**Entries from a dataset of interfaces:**
· · · · ·

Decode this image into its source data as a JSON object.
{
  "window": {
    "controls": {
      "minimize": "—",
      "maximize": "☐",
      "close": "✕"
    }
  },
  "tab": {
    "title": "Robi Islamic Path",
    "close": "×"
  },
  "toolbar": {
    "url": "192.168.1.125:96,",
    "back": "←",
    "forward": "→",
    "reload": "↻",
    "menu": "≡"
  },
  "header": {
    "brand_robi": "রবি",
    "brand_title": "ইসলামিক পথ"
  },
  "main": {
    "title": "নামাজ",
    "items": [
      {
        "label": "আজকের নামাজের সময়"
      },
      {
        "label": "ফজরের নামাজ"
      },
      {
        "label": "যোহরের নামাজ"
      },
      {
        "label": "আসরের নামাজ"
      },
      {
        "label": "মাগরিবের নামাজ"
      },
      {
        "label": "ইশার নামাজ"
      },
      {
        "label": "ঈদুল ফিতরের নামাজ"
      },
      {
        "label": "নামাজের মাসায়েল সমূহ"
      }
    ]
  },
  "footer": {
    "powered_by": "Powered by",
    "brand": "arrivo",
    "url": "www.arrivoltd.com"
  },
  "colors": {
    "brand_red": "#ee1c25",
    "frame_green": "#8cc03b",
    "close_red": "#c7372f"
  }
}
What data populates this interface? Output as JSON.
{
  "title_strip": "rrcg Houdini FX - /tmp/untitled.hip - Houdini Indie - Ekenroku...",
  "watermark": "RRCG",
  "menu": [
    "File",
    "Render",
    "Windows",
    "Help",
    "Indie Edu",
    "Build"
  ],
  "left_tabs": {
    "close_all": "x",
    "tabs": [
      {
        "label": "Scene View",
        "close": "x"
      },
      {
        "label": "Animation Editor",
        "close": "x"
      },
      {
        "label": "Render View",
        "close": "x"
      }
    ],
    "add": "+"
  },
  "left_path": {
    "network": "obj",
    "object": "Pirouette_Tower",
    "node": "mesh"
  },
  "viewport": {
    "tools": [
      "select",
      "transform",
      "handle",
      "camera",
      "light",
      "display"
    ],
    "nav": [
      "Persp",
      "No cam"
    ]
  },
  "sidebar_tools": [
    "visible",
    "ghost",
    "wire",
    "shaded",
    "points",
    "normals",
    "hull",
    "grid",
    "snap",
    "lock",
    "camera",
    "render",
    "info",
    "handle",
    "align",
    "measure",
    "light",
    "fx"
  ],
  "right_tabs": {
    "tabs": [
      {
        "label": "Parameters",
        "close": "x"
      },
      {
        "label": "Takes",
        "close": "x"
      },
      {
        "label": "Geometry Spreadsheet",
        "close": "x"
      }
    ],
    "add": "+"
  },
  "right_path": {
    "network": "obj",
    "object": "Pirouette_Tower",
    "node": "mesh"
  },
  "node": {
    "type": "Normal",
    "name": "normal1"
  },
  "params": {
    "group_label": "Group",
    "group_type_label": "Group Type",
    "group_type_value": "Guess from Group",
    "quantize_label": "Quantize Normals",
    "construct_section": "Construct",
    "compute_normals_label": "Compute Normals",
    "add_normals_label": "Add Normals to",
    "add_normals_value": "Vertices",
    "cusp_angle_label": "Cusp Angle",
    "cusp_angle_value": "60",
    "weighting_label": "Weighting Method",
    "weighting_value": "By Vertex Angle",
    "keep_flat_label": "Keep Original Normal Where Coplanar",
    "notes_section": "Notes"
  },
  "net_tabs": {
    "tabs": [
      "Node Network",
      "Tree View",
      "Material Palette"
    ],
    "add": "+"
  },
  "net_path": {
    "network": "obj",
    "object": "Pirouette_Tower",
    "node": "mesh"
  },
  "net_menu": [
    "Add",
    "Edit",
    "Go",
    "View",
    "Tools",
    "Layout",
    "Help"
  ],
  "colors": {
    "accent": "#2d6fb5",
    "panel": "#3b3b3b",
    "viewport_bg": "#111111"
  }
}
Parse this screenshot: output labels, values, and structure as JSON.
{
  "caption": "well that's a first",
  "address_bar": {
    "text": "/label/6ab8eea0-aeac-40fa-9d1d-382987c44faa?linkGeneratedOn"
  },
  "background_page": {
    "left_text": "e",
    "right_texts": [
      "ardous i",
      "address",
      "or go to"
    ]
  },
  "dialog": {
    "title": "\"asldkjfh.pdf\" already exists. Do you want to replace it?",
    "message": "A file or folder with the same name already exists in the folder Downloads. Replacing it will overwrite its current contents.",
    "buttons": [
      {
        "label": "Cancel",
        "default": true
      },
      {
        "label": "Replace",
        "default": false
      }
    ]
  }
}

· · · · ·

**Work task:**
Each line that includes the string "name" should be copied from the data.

**Response:**
    "name": "normal1"
    "message": "A file or folder with the same name already exists in the folder Downloads. Replacing it will overwrite its current contents.",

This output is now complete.